“This puts the pet in a place where it is recognized as part of the family, not just a creature that is to be left in the car or tied to a post outside,” she said. “It just represents a recognition that animals, and especially pet dogs, are a part of people’s families.”
While dogs at restaurants seem to be going mainstream, there’s still no place for them at farmers markets, according to Dan Best, who manages 11 markets in Sacramento County. At Best’s under-the-freeway market on Sunday, his largest and most crowded market, canines are more than just a sanitation risk – they’re a public safety hazard.
From elderly patrons who can trip on leashes to small children likely to come face-to-face with larger dogs, market shoppers only would be burdened by pets in the heavily trafficked aisles, Best said. He has been notified of at least two incidents of children suffering dog bites during his markets, and he said he fears negative experiences with dog droppings should the laws ever change.

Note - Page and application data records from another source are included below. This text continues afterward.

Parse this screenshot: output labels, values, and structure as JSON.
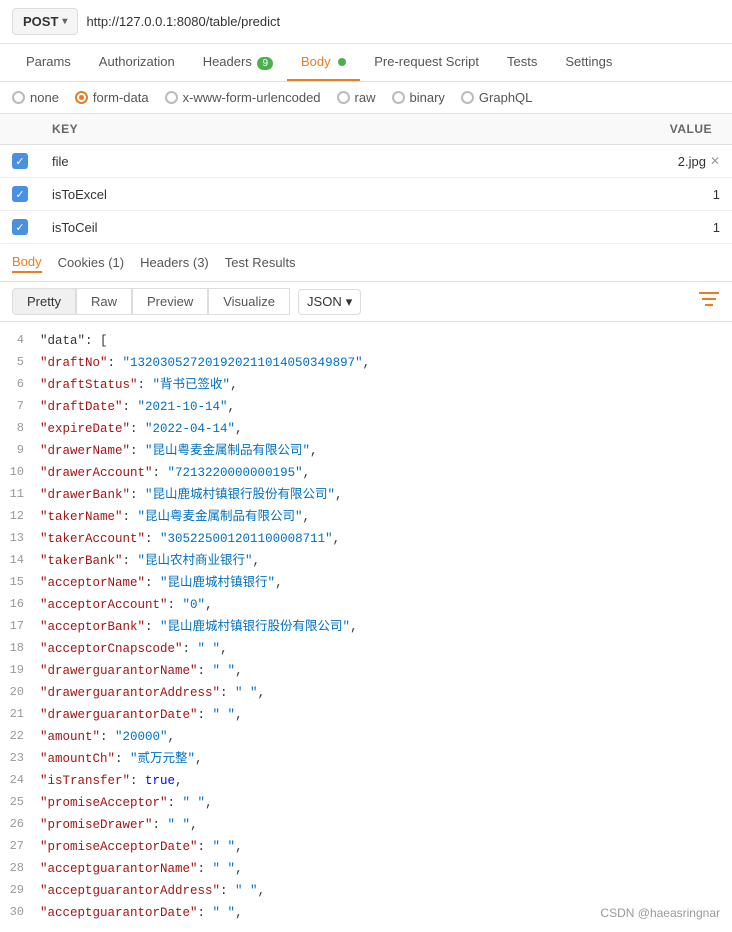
{
  "url_bar": {
    "method": "POST",
    "url": "http://127.0.0.1:8080/table/predict"
  },
  "main_tabs": [
    {
      "label": "Params",
      "active": false
    },
    {
      "label": "Authorization",
      "active": false
    },
    {
      "label": "Headers",
      "active": false,
      "badge": "9"
    },
    {
      "label": "Body",
      "active": true,
      "dot": true
    },
    {
      "label": "Pre-request Script",
      "active": false
    },
    {
      "label": "Tests",
      "active": false
    },
    {
      "label": "Settings",
      "active": false
    }
  ],
  "body_types": [
    {
      "label": "none",
      "selected": false
    },
    {
      "label": "form-data",
      "selected": true
    },
    {
      "label": "x-www-form-urlencoded",
      "selected": false
    },
    {
      "label": "raw",
      "selected": false
    },
    {
      "label": "binary",
      "selected": false
    },
    {
      "label": "GraphQL",
      "selected": false
    }
  ],
  "form_table": {
    "headers": [
      "KEY",
      "VALUE"
    ],
    "rows": [
      {
        "checked": true,
        "key": "file",
        "value": "2.jpg",
        "is_file": true
      },
      {
        "checked": true,
        "key": "isToExcel",
        "value": "1",
        "is_file": false
      },
      {
        "checked": true,
        "key": "isToCeil",
        "value": "1",
        "is_file": false
      }
    ]
  },
  "response_tabs": [
    {
      "label": "Body",
      "active": true
    },
    {
      "label": "Cookies (1)",
      "active": false
    },
    {
      "label": "Headers (3)",
      "active": false
    },
    {
      "label": "Test Results",
      "active": false
    }
  ],
  "view_buttons": [
    {
      "label": "Pretty",
      "active": true
    },
    {
      "label": "Raw",
      "active": false
    },
    {
      "label": "Preview",
      "active": false
    },
    {
      "label": "Visualize",
      "active": false
    }
  ],
  "format_select": "JSON",
  "code_lines": [
    {
      "num": 4,
      "content": [
        {
          "t": "p",
          "v": "    \"data\": ["
        }
      ]
    },
    {
      "num": 5,
      "content": [
        {
          "t": "p",
          "v": "        "
        },
        {
          "t": "k",
          "v": "\"draftNo\""
        },
        {
          "t": "p",
          "v": ": "
        },
        {
          "t": "s",
          "v": "\"132030527201920211014050349897\""
        },
        {
          "t": "p",
          "v": ","
        }
      ]
    },
    {
      "num": 6,
      "content": [
        {
          "t": "p",
          "v": "        "
        },
        {
          "t": "k",
          "v": "\"draftStatus\""
        },
        {
          "t": "p",
          "v": ": "
        },
        {
          "t": "s",
          "v": "\"背书已签收\""
        },
        {
          "t": "p",
          "v": ","
        }
      ]
    },
    {
      "num": 7,
      "content": [
        {
          "t": "p",
          "v": "        "
        },
        {
          "t": "k",
          "v": "\"draftDate\""
        },
        {
          "t": "p",
          "v": ": "
        },
        {
          "t": "s",
          "v": "\"2021-10-14\""
        },
        {
          "t": "p",
          "v": ","
        }
      ]
    },
    {
      "num": 8,
      "content": [
        {
          "t": "p",
          "v": "        "
        },
        {
          "t": "k",
          "v": "\"expireDate\""
        },
        {
          "t": "p",
          "v": ": "
        },
        {
          "t": "s",
          "v": "\"2022-04-14\""
        },
        {
          "t": "p",
          "v": ","
        }
      ]
    },
    {
      "num": 9,
      "content": [
        {
          "t": "p",
          "v": "        "
        },
        {
          "t": "k",
          "v": "\"drawerName\""
        },
        {
          "t": "p",
          "v": ": "
        },
        {
          "t": "s",
          "v": "\"昆山粤麦金属制品有限公司\""
        },
        {
          "t": "p",
          "v": ","
        }
      ]
    },
    {
      "num": 10,
      "content": [
        {
          "t": "p",
          "v": "        "
        },
        {
          "t": "k",
          "v": "\"drawerAccount\""
        },
        {
          "t": "p",
          "v": ": "
        },
        {
          "t": "s",
          "v": "\"7213220000000195\""
        },
        {
          "t": "p",
          "v": ","
        }
      ]
    },
    {
      "num": 11,
      "content": [
        {
          "t": "p",
          "v": "        "
        },
        {
          "t": "k",
          "v": "\"drawerBank\""
        },
        {
          "t": "p",
          "v": ": "
        },
        {
          "t": "s",
          "v": "\"昆山鹿城村镇银行股份有限公司\""
        },
        {
          "t": "p",
          "v": ","
        }
      ]
    },
    {
      "num": 12,
      "content": [
        {
          "t": "p",
          "v": "        "
        },
        {
          "t": "k",
          "v": "\"takerName\""
        },
        {
          "t": "p",
          "v": ": "
        },
        {
          "t": "s",
          "v": "\"昆山粤麦金属制品有限公司\""
        },
        {
          "t": "p",
          "v": ","
        }
      ]
    },
    {
      "num": 13,
      "content": [
        {
          "t": "p",
          "v": "        "
        },
        {
          "t": "k",
          "v": "\"takerAccount\""
        },
        {
          "t": "p",
          "v": ": "
        },
        {
          "t": "s",
          "v": "\"305225001201100008711\""
        },
        {
          "t": "p",
          "v": ","
        }
      ]
    },
    {
      "num": 14,
      "content": [
        {
          "t": "p",
          "v": "        "
        },
        {
          "t": "k",
          "v": "\"takerBank\""
        },
        {
          "t": "p",
          "v": ": "
        },
        {
          "t": "s",
          "v": "\"昆山农村商业银行\""
        },
        {
          "t": "p",
          "v": ","
        }
      ]
    },
    {
      "num": 15,
      "content": [
        {
          "t": "p",
          "v": "        "
        },
        {
          "t": "k",
          "v": "\"acceptorName\""
        },
        {
          "t": "p",
          "v": ": "
        },
        {
          "t": "s",
          "v": "\"昆山鹿城村镇银行\""
        },
        {
          "t": "p",
          "v": ","
        }
      ]
    },
    {
      "num": 16,
      "content": [
        {
          "t": "p",
          "v": "        "
        },
        {
          "t": "k",
          "v": "\"acceptorAccount\""
        },
        {
          "t": "p",
          "v": ": "
        },
        {
          "t": "s",
          "v": "\"0\""
        },
        {
          "t": "p",
          "v": ","
        }
      ]
    },
    {
      "num": 17,
      "content": [
        {
          "t": "p",
          "v": "        "
        },
        {
          "t": "k",
          "v": "\"acceptorBank\""
        },
        {
          "t": "p",
          "v": ": "
        },
        {
          "t": "s",
          "v": "\"昆山鹿城村镇银行股份有限公司\""
        },
        {
          "t": "p",
          "v": ","
        }
      ]
    },
    {
      "num": 18,
      "content": [
        {
          "t": "p",
          "v": "        "
        },
        {
          "t": "k",
          "v": "\"acceptorCnapscode\""
        },
        {
          "t": "p",
          "v": ": "
        },
        {
          "t": "s",
          "v": "\" \""
        },
        {
          "t": "p",
          "v": ","
        }
      ]
    },
    {
      "num": 19,
      "content": [
        {
          "t": "p",
          "v": "        "
        },
        {
          "t": "k",
          "v": "\"drawerguarantorName\""
        },
        {
          "t": "p",
          "v": ": "
        },
        {
          "t": "s",
          "v": "\" \""
        },
        {
          "t": "p",
          "v": ","
        }
      ]
    },
    {
      "num": 20,
      "content": [
        {
          "t": "p",
          "v": "        "
        },
        {
          "t": "k",
          "v": "\"drawerguarantorAddress\""
        },
        {
          "t": "p",
          "v": ": "
        },
        {
          "t": "s",
          "v": "\" \""
        },
        {
          "t": "p",
          "v": ","
        }
      ]
    },
    {
      "num": 21,
      "content": [
        {
          "t": "p",
          "v": "        "
        },
        {
          "t": "k",
          "v": "\"drawerguarantorDate\""
        },
        {
          "t": "p",
          "v": ": "
        },
        {
          "t": "s",
          "v": "\" \""
        },
        {
          "t": "p",
          "v": ","
        }
      ]
    },
    {
      "num": 22,
      "content": [
        {
          "t": "p",
          "v": "        "
        },
        {
          "t": "k",
          "v": "\"amount\""
        },
        {
          "t": "p",
          "v": ": "
        },
        {
          "t": "s",
          "v": "\"20000\""
        },
        {
          "t": "p",
          "v": ","
        }
      ]
    },
    {
      "num": 23,
      "content": [
        {
          "t": "p",
          "v": "        "
        },
        {
          "t": "k",
          "v": "\"amountCh\""
        },
        {
          "t": "p",
          "v": ": "
        },
        {
          "t": "s",
          "v": "\"贰万元整\""
        },
        {
          "t": "p",
          "v": ","
        }
      ]
    },
    {
      "num": 24,
      "content": [
        {
          "t": "p",
          "v": "        "
        },
        {
          "t": "k",
          "v": "\"isTransfer\""
        },
        {
          "t": "p",
          "v": ": "
        },
        {
          "t": "b",
          "v": "true"
        },
        {
          "t": "p",
          "v": ","
        }
      ]
    },
    {
      "num": 25,
      "content": [
        {
          "t": "p",
          "v": "        "
        },
        {
          "t": "k",
          "v": "\"promiseAcceptor\""
        },
        {
          "t": "p",
          "v": ": "
        },
        {
          "t": "s",
          "v": "\" \""
        },
        {
          "t": "p",
          "v": ","
        }
      ]
    },
    {
      "num": 26,
      "content": [
        {
          "t": "p",
          "v": "        "
        },
        {
          "t": "k",
          "v": "\"promiseDrawer\""
        },
        {
          "t": "p",
          "v": ": "
        },
        {
          "t": "s",
          "v": "\" \""
        },
        {
          "t": "p",
          "v": ","
        }
      ]
    },
    {
      "num": 27,
      "content": [
        {
          "t": "p",
          "v": "        "
        },
        {
          "t": "k",
          "v": "\"promiseAcceptorDate\""
        },
        {
          "t": "p",
          "v": ": "
        },
        {
          "t": "s",
          "v": "\" \""
        },
        {
          "t": "p",
          "v": ","
        }
      ]
    },
    {
      "num": 28,
      "content": [
        {
          "t": "p",
          "v": "        "
        },
        {
          "t": "k",
          "v": "\"acceptguarantorName\""
        },
        {
          "t": "p",
          "v": ": "
        },
        {
          "t": "s",
          "v": "\" \""
        },
        {
          "t": "p",
          "v": ","
        }
      ]
    },
    {
      "num": 29,
      "content": [
        {
          "t": "p",
          "v": "        "
        },
        {
          "t": "k",
          "v": "\"acceptguarantorAddress\""
        },
        {
          "t": "p",
          "v": ": "
        },
        {
          "t": "s",
          "v": "\" \""
        },
        {
          "t": "p",
          "v": ","
        }
      ]
    },
    {
      "num": 30,
      "content": [
        {
          "t": "p",
          "v": "        "
        },
        {
          "t": "k",
          "v": "\"acceptguarantorDate\""
        },
        {
          "t": "p",
          "v": ": "
        },
        {
          "t": "s",
          "v": "\" \""
        },
        {
          "t": "p",
          "v": ","
        }
      ]
    }
  ],
  "watermark": "CSDN @haeasringnar"
}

Under the current California Retail Food Code, the farmers market, like the grocery store, does not allow pets within 20 feet of any area where food is stored or sold. The law, like the one prohibiting pets inside restaurants, does not apply to service dogs.
As more and more people want to take their dogs with them everywhere, Best said he has had to post “no dogs allowed” signs and has asked people to tie their dogs up away from the market.
“I have a horse. I love my horse, but I don’t bring it everywhere,” Best said. “In a restaurant setting, where the dog is at the owner’s feet and there’s absolute control, I can understand how it may not present a problem . There’s just a place for everything.”